Work request:
Your reply must be one number: the count of lines in the data below that contain "description".

Segment Start: Input records

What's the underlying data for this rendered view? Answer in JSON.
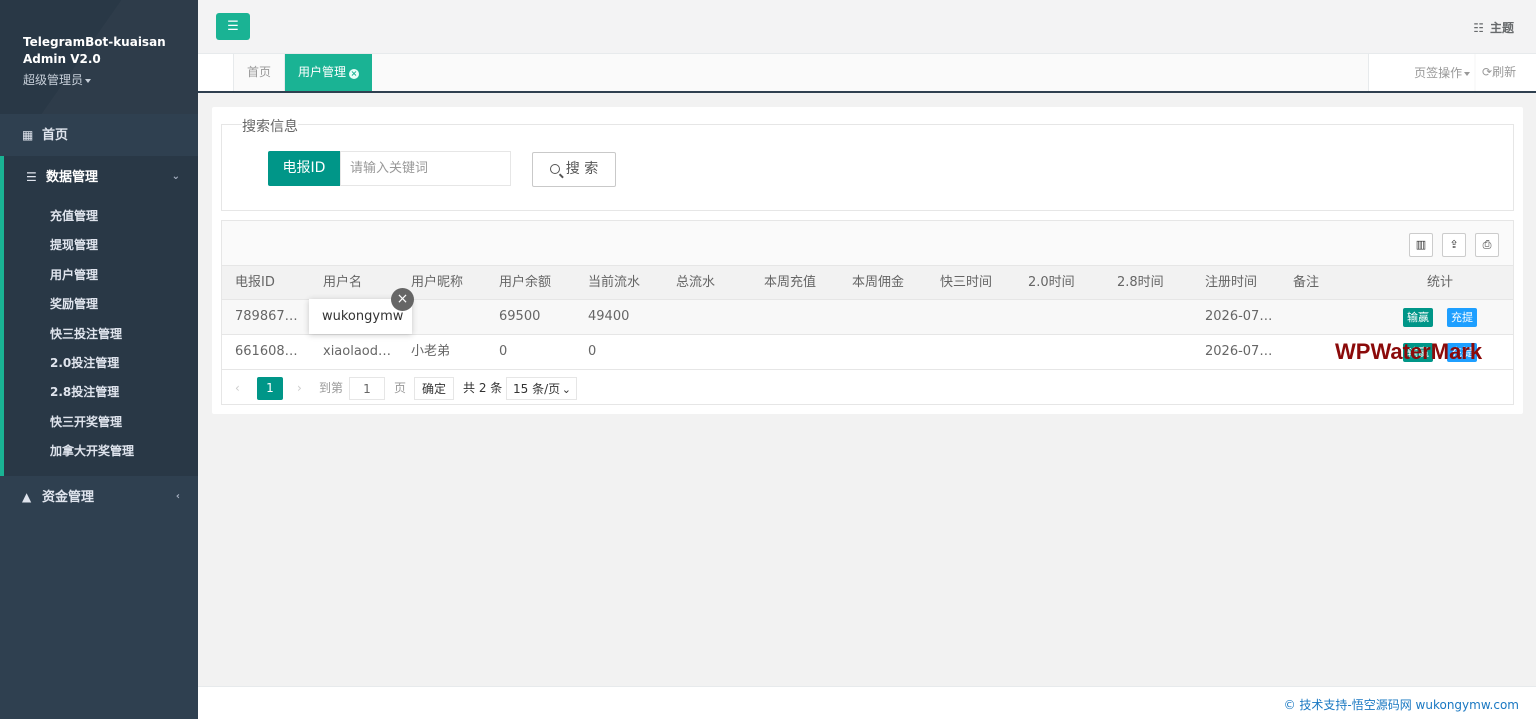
{
  "app": {
    "title_line1": "TelegramBot-kuaisan",
    "title_line2": "Admin V2.0",
    "role": "超级管理员"
  },
  "sidebar": {
    "home": "首页",
    "data_group": {
      "label": "数据管理",
      "items": [
        "充值管理",
        "提现管理",
        "用户管理",
        "奖励管理",
        "快三投注管理",
        "2.0投注管理",
        "2.8投注管理",
        "快三开奖管理",
        "加拿大开奖管理"
      ]
    },
    "funds": "资金管理"
  },
  "topbar": {
    "menu_icon": "bars-icon",
    "theme_label": "主题"
  },
  "tabs": {
    "home": "首页",
    "active": "用户管理",
    "ops": "页签操作",
    "refresh": "刷新"
  },
  "search": {
    "legend": "搜索信息",
    "field_label": "电报ID",
    "placeholder": "请输入关键词",
    "button": "搜 索"
  },
  "table": {
    "columns": [
      "电报ID",
      "用户名",
      "用户昵称",
      "用户余额",
      "当前流水",
      "总流水",
      "本周充值",
      "本周佣金",
      "快三时间",
      "2.0时间",
      "2.8时间",
      "注册时间",
      "备注",
      "统计"
    ],
    "rows": [
      {
        "tg_id": "789867…",
        "username": "",
        "nickname": "",
        "balance": "69500",
        "flow": "49400",
        "total_flow": "",
        "week_recharge": "",
        "week_commission": "",
        "k3_time": "",
        "t20_time": "",
        "t28_time": "",
        "reg_time": "2026-07…",
        "note": "",
        "btn1": "输赢",
        "btn2": "充提"
      },
      {
        "tg_id": "661608…",
        "username": "xiaolaod…",
        "nickname": "小老弟",
        "balance": "0",
        "flow": "0",
        "total_flow": "",
        "week_recharge": "",
        "week_commission": "",
        "k3_time": "",
        "t20_time": "",
        "t28_time": "",
        "reg_time": "2026-07…",
        "note": "",
        "btn1": "输赢",
        "btn2": "充提"
      }
    ]
  },
  "tooltip": {
    "text": "wukongymw"
  },
  "pager": {
    "current": "1",
    "goto_label": "到第",
    "goto_value": "1",
    "page_unit": "页",
    "confirm": "确定",
    "total": "共 2 条",
    "page_size": "15 条/页"
  },
  "watermark": "WPWaterMark",
  "footer": "© 技术支持-悟空源码网 wukongymw.com",
  "colors": {
    "sidebar_bg": "#2f4050",
    "accent": "#1ab394",
    "teal": "#009688",
    "blue": "#1e9fff"
  }
}
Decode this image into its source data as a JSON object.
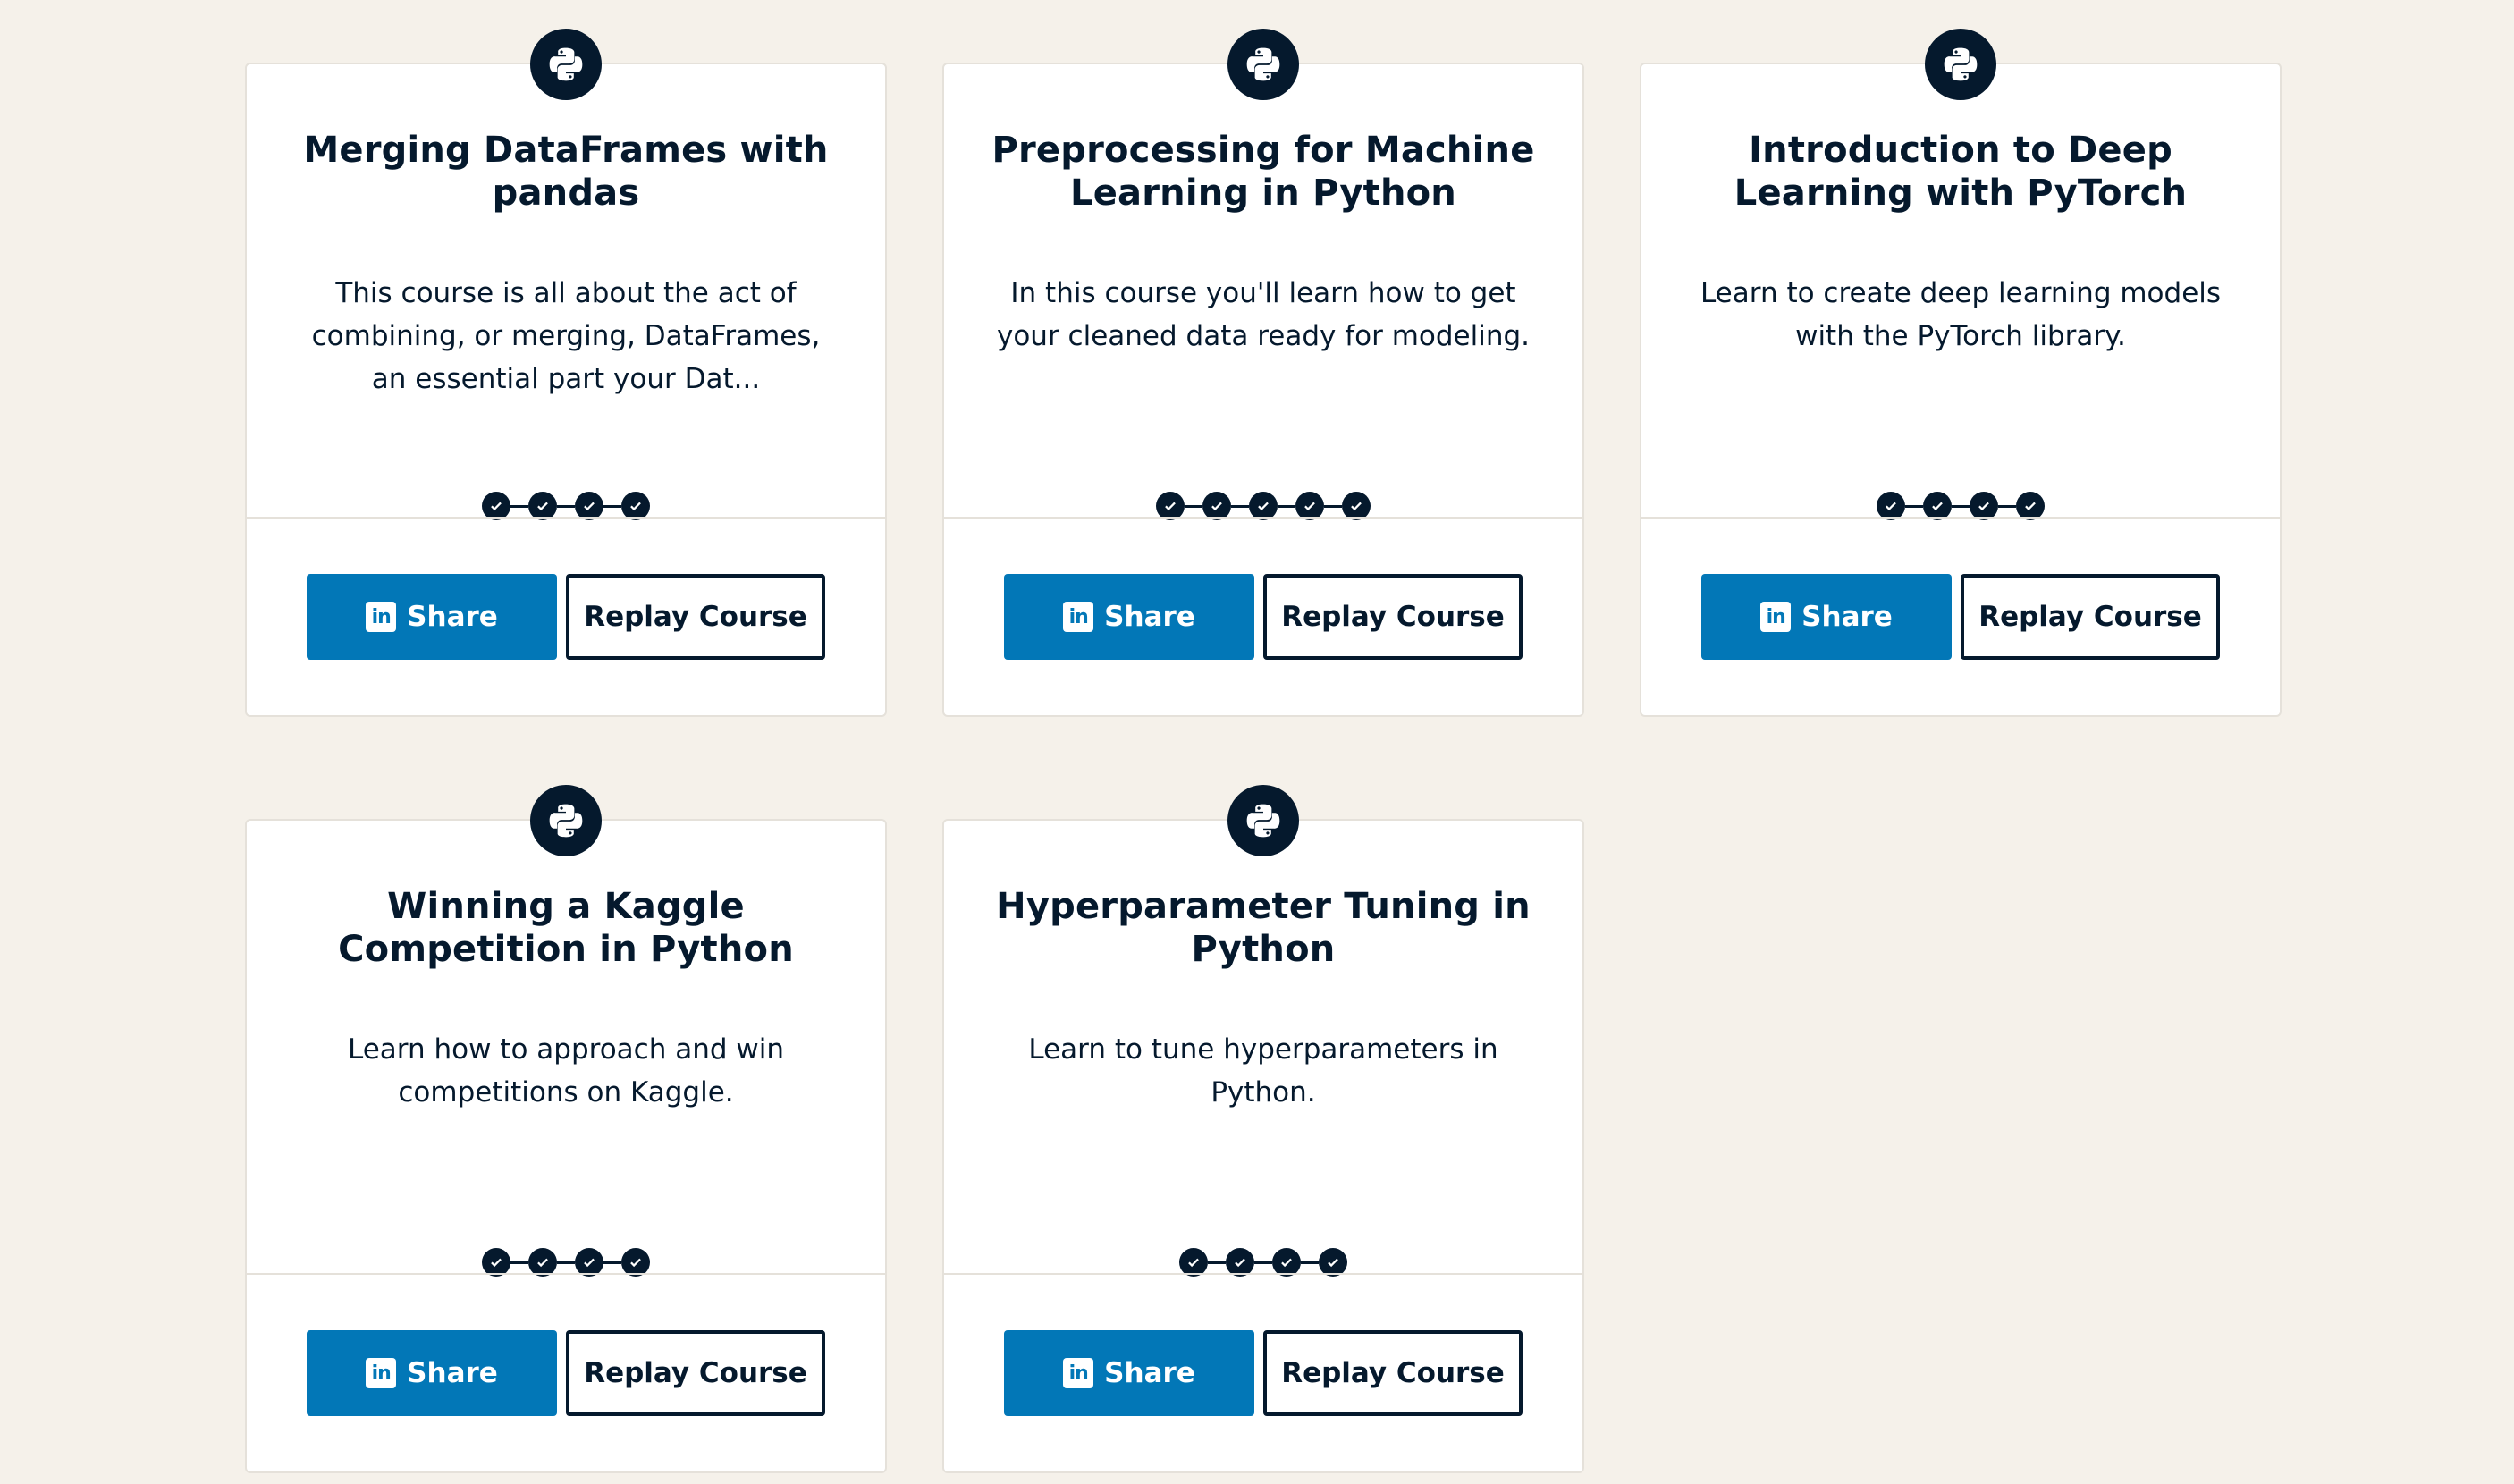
{
  "colors": {
    "page_background": "#f5f1ea",
    "card_background": "#ffffff",
    "navy": "#05192d",
    "linkedin_blue": "#0277b7"
  },
  "icons": {
    "course": "python-icon",
    "share": "linkedin-icon",
    "progress": "check-icon"
  },
  "share_label": "Share",
  "replay_label": "Replay Course",
  "courses": [
    {
      "title": "Merging DataFrames with pandas",
      "description": "This course is all about the act of combining, or merging, DataFrames, an essential part your Dat...",
      "chapters_completed": 4
    },
    {
      "title": "Preprocessing for Machine Learning in Python",
      "description": "In this course you'll learn how to get your cleaned data ready for modeling.",
      "chapters_completed": 5
    },
    {
      "title": "Introduction to Deep Learning with PyTorch",
      "description": "Learn to create deep learning models with the PyTorch library.",
      "chapters_completed": 4
    },
    {
      "title": "Winning a Kaggle Competition in Python",
      "description": "Learn how to approach and win competitions on Kaggle.",
      "chapters_completed": 4
    },
    {
      "title": "Hyperparameter Tuning in Python",
      "description": "Learn to tune hyperparameters in Python.",
      "chapters_completed": 4
    }
  ]
}
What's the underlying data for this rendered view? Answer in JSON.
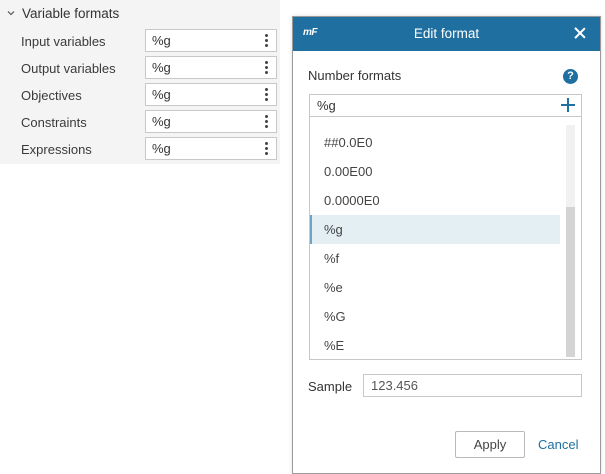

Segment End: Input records

Answer section:
5